■ TASK GOAL: Please copy out the lines in the entries that contain "title".

[Data about app and page elements]

***

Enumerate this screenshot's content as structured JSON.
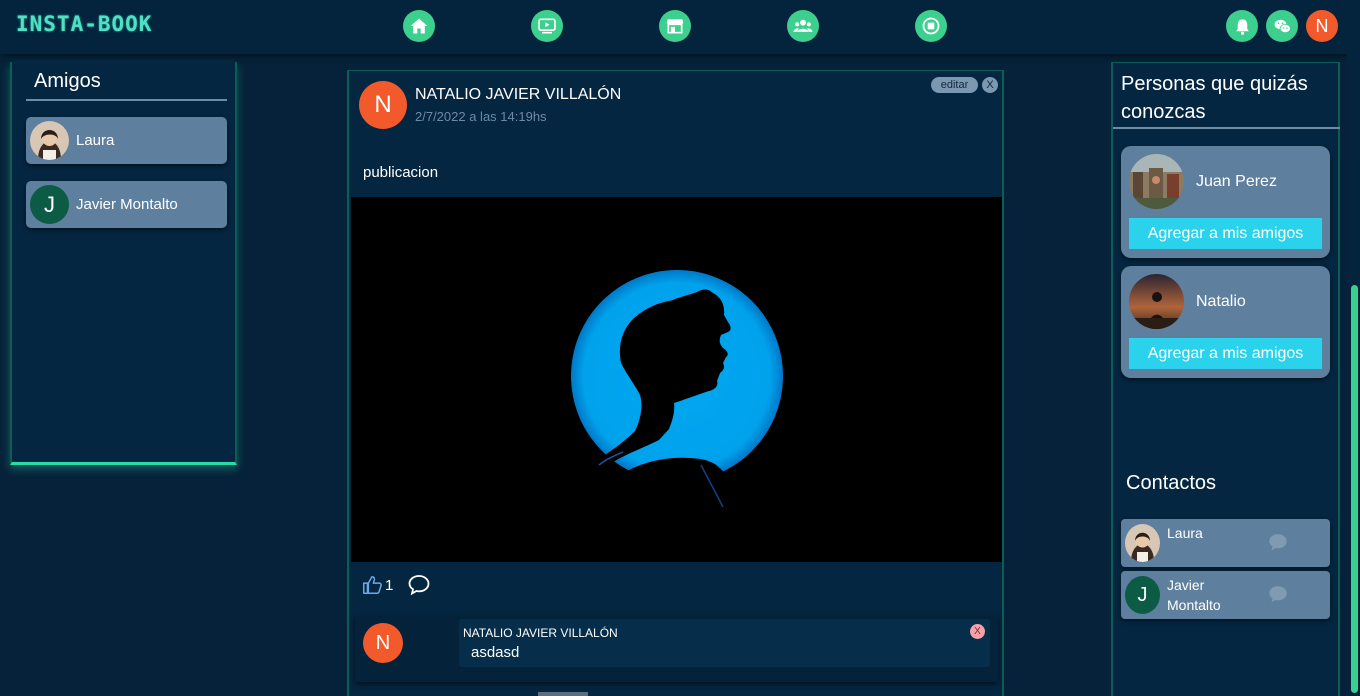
{
  "app": {
    "logo": "INSTA-BOOK"
  },
  "nav": [
    {
      "name": "home-icon"
    },
    {
      "name": "video-icon"
    },
    {
      "name": "store-icon"
    },
    {
      "name": "groups-icon"
    },
    {
      "name": "apps-icon"
    }
  ],
  "header_icons": {
    "bell": "bell-icon",
    "chat": "wechat-icon",
    "user_initial": "N"
  },
  "colors": {
    "accent": "#3ccf8e",
    "background": "#06223a",
    "card": "#5e7f9d",
    "add_button": "#2ad3eb",
    "avatar_orange": "#f25a2c"
  },
  "friends": {
    "title": "Amigos",
    "items": [
      {
        "name": "Laura",
        "avatar": "photo"
      },
      {
        "name": "Javier Montalto",
        "avatar": "J"
      }
    ]
  },
  "post": {
    "avatar_initial": "N",
    "author": "NATALIO JAVIER VILLALÓN",
    "date": "2/7/2022 a las 14:19hs",
    "edit_label": "editar",
    "close_label": "X",
    "text": "publicacion",
    "likes": "1",
    "comment": {
      "avatar_initial": "N",
      "author": "NATALIO JAVIER VILLALÓN",
      "text": "asdasd",
      "delete_label": "X"
    }
  },
  "suggestions": {
    "title": "Personas que quizás conozcas",
    "items": [
      {
        "name": "Juan Perez",
        "button": "Agregar a mis amigos"
      },
      {
        "name": "Natalio",
        "button": "Agregar a mis amigos"
      }
    ]
  },
  "contacts": {
    "title": "Contactos",
    "items": [
      {
        "name": "Laura",
        "avatar": "photo"
      },
      {
        "name_line1": "Javier",
        "name_line2": "Montalto",
        "avatar": "J"
      }
    ]
  }
}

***

■ RESULT OF THE TASK:
    "title": "Amigos",
    "title": "Personas que quizás conozcas",
    "title": "Contactos",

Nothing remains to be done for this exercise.